Ya know, I hear a ton of chatter on how stuff like the iPod/iPhone or the SUV is the "Greatest Invention" ever from alot of the trust fund types who populate this ski town...
But when I actually sit and think about something like the .99 cent bic lighter, I'm seriously in awe.
Who'd of thought a little piece of plastic has changed our life SO much, we don't even notice it anymore! I mean...EVERYONE has one! EVERYONE!
I use one at least once a day to shrink-tube electrical wiring and to seal off end of nylon rigging rope. My G/F uses it for her disgusting habbit (Smoking). My father uses it many times a day to light pilots on furnaces. My brother uses it for everything from seating window seals on busses to shrink tubing wiring on the buses and Diesel pushers as well.
Got to love a good tool!
Let's put it like this, i smoke and i use bic lighters, no matter the wind, i have a proven method to light my smoke.
First, put your back to the wind.
then, with the cigarette in your mouth, look down, chin to chest if needed
With your lighter in your left hand (striking position) and your left hand making a "shield" placed on top of your right hand, hold it to your chest, placing the cigarette 1" from where the flame will appear.

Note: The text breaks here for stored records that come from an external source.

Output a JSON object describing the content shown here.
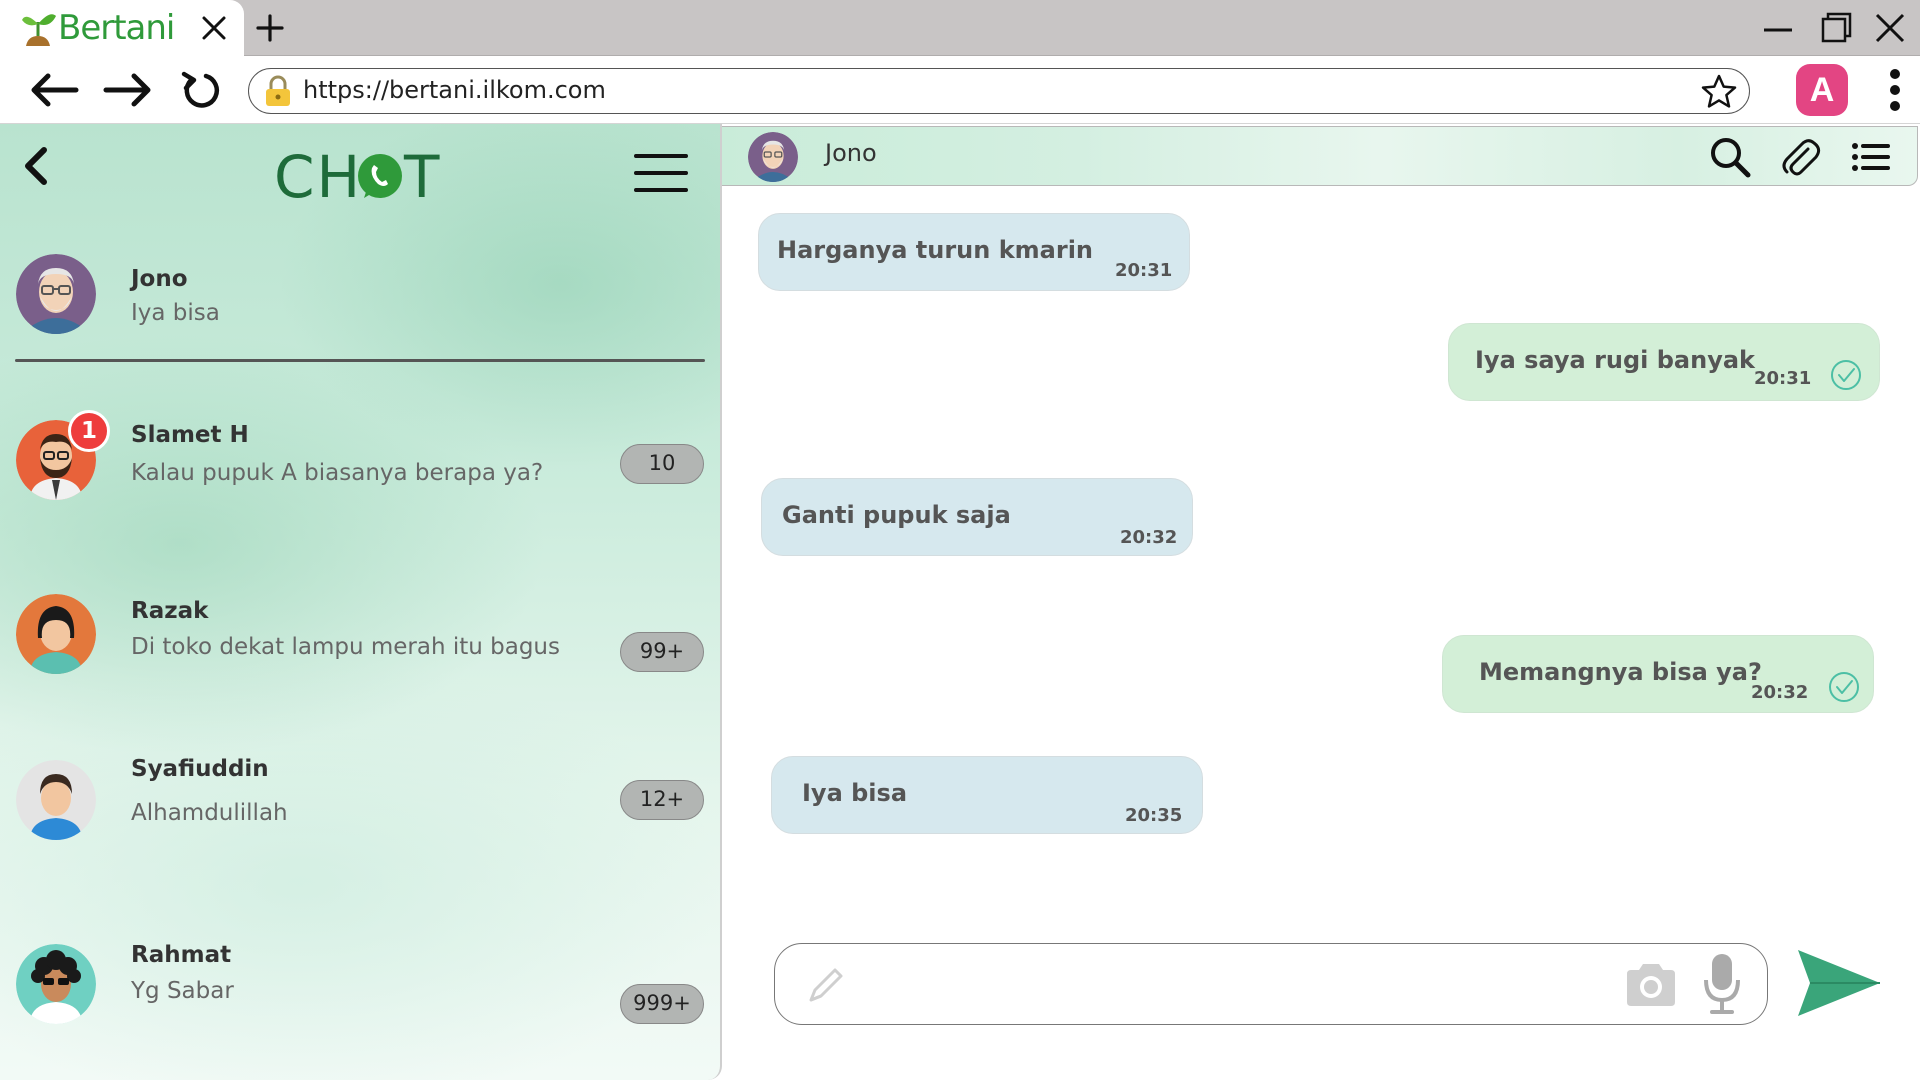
{
  "browser": {
    "tab_title": "Bertani",
    "url": "https://bertani.ilkom.com",
    "profile_initial": "A",
    "icons": [
      "sprout-logo-icon",
      "close-icon",
      "plus-icon",
      "minimize-icon",
      "maximize-icon",
      "window-close-icon",
      "back-arrow-icon",
      "forward-arrow-icon",
      "reload-icon",
      "lock-icon",
      "star-icon",
      "kebab-menu-icon"
    ]
  },
  "chat_list": {
    "logo_text": "CH T",
    "contacts": [
      {
        "name": "Jono",
        "last_message": "Iya bisa",
        "count": null,
        "unread": null,
        "active": true
      },
      {
        "name": "Slamet H",
        "last_message": "Kalau pupuk A biasanya berapa ya?",
        "count": "10",
        "unread": "1"
      },
      {
        "name": "Razak",
        "last_message": "Di toko dekat lampu merah itu bagus",
        "count": "99+"
      },
      {
        "name": "Syafiuddin",
        "last_message": "Alhamdulillah",
        "count": "12+"
      },
      {
        "name": "Rahmat",
        "last_message": "Yg Sabar",
        "count": "999+"
      }
    ]
  },
  "conversation": {
    "contact_name": "Jono",
    "messages": [
      {
        "direction": "in",
        "text": "Harganya turun kmarin",
        "time": "20:31"
      },
      {
        "direction": "out",
        "text": "Iya saya rugi banyak",
        "time": "20:31",
        "read": true
      },
      {
        "direction": "in",
        "text": "Ganti pupuk saja",
        "time": "20:32"
      },
      {
        "direction": "out",
        "text": "Memangnya bisa ya?",
        "time": "20:32",
        "read": true
      },
      {
        "direction": "in",
        "text": "Iya bisa",
        "time": "20:35"
      }
    ],
    "composer_placeholder": ""
  },
  "colors": {
    "brand_green": "#2f9a3a",
    "chat_green": "#1e6b3a",
    "send_green": "#3aa57a",
    "bubble_in": "#d6e8ee",
    "bubble_out": "#d3efd7",
    "unread_red": "#ee3d3d",
    "profile_pink": "#e34583"
  }
}
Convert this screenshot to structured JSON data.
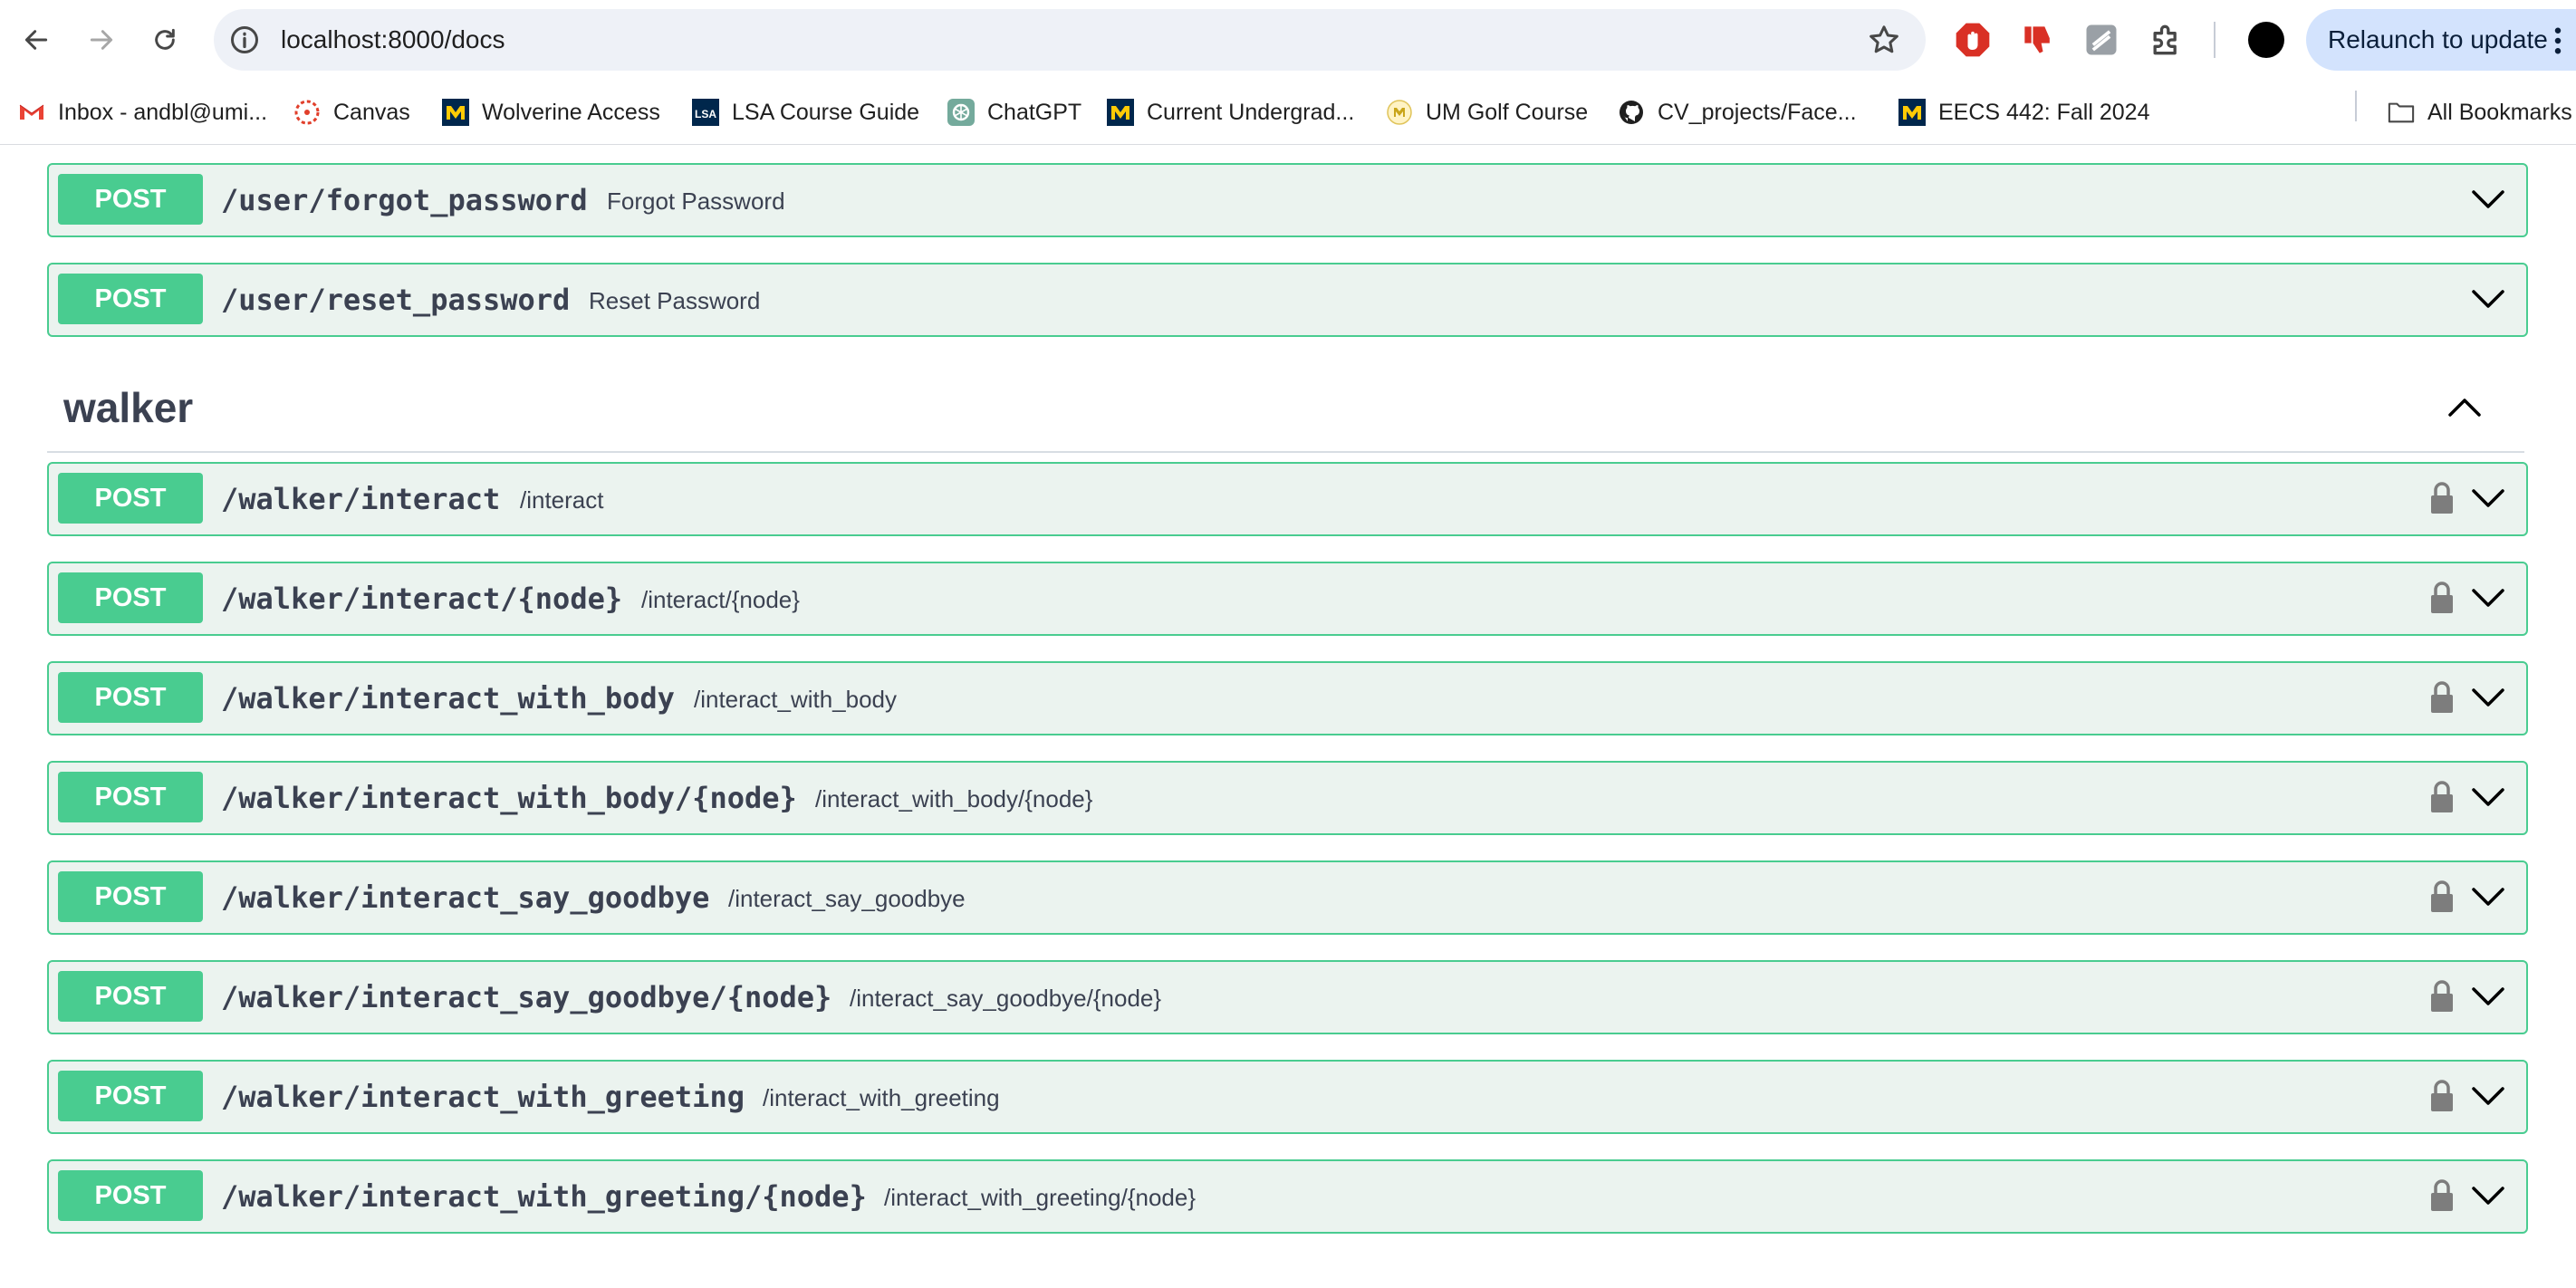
{
  "browser": {
    "url": "localhost:8000/docs",
    "relaunch_label": "Relaunch to update",
    "bookmarks": [
      {
        "label": "Inbox - andbl@umi...",
        "icon": "gmail-icon"
      },
      {
        "label": "Canvas",
        "icon": "canvas-icon"
      },
      {
        "label": "Wolverine Access",
        "icon": "block-m-icon"
      },
      {
        "label": "LSA Course Guide",
        "icon": "lsa-icon"
      },
      {
        "label": "ChatGPT",
        "icon": "chatgpt-icon"
      },
      {
        "label": "Current Undergrad...",
        "icon": "block-m-icon"
      },
      {
        "label": "UM Golf Course",
        "icon": "golf-icon"
      },
      {
        "label": "CV_projects/Face...",
        "icon": "github-icon"
      },
      {
        "label": "EECS 442: Fall 2024",
        "icon": "block-m-icon"
      }
    ],
    "all_bookmarks_label": "All Bookmarks"
  },
  "colors": {
    "post_method": "#49cc90",
    "post_background": "#ebf3ef",
    "text": "#3b4151"
  },
  "user_ops": [
    {
      "method": "POST",
      "path": "/user/forgot_password",
      "summary": "Forgot Password"
    },
    {
      "method": "POST",
      "path": "/user/reset_password",
      "summary": "Reset Password"
    }
  ],
  "walker": {
    "tag": "walker",
    "ops": [
      {
        "method": "POST",
        "path": "/walker/interact",
        "summary": "/interact"
      },
      {
        "method": "POST",
        "path": "/walker/interact/{node}",
        "summary": "/interact/{node}"
      },
      {
        "method": "POST",
        "path": "/walker/interact_with_body",
        "summary": "/interact_with_body"
      },
      {
        "method": "POST",
        "path": "/walker/interact_with_body/{node}",
        "summary": "/interact_with_body/{node}"
      },
      {
        "method": "POST",
        "path": "/walker/interact_say_goodbye",
        "summary": "/interact_say_goodbye"
      },
      {
        "method": "POST",
        "path": "/walker/interact_say_goodbye/{node}",
        "summary": "/interact_say_goodbye/{node}"
      },
      {
        "method": "POST",
        "path": "/walker/interact_with_greeting",
        "summary": "/interact_with_greeting"
      },
      {
        "method": "POST",
        "path": "/walker/interact_with_greeting/{node}",
        "summary": "/interact_with_greeting/{node}"
      }
    ]
  }
}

I've lit a smoke riding in the back of a pickup truck doing 40mph with this method.
How long do bics last? 'Ell if i know, because i lose them way before they are out of flint or fuel! (but magically find them after i bought a new one, I've got a black one, 2 orange ones, and a blue one at the moment)
Strangerous, that sounds about right dude. I have 3 sitting on my desk right now, and the only one that I actually paid for was the blue one.
The lighter that I really like to use though, even though you have to keep cans of fuel around for it, is my Zippo. The thing that IS convienent about keeping the zippo fuel around is you can also use this in your fire starting process, but it does burn out way too fast, and sometimes doesn't ignite the tinder completly and has to be repeated. Vasoline soaked cotton balls are by far the better method.
Neo, actually the Zippo lighter was listed as one of the greatest inventions of the pre 1950 20th century.
One problem with all the lighters is that the flint isn't.
Isn't flint i mean, it's a composite that deteriorates with time and moisture. Not a problem unless you have a stash of Bics that you dig up 3-4 years from now and expect to work, they probably wont.
Same problem with the magnesium blocks with a "flint" strip or the "Eternal Match things as well as the Zippo flints, and the highly favored "flint and steel" rods with scrapers. damp and time deteriorate them.
After you use, your magnesium block for example, first chance you get, give the "flint" a light coat of laquer, (or fingernail polish). It had a coating on it when you bought it, you scraped it off the first time you used it, replace it and the whole combo will last as long as you need it to.
'Course a chunk of real flint or chert and a striker doesn't have that problem but you'll want to practice a bit before you decide to rely on that method, unless you hunt with a flintlock of course in that case your probably in pretty good shape for starting fires anyhow!
I was always taught you always carried 3 ways to start a fire, matches, lighter and flint and steel for example. Or even 2 lighters and matches.
Theory is that if you need a fire the chances are you NEED a fire, and probably RIGHT NOW!
IMHO of course, YMMV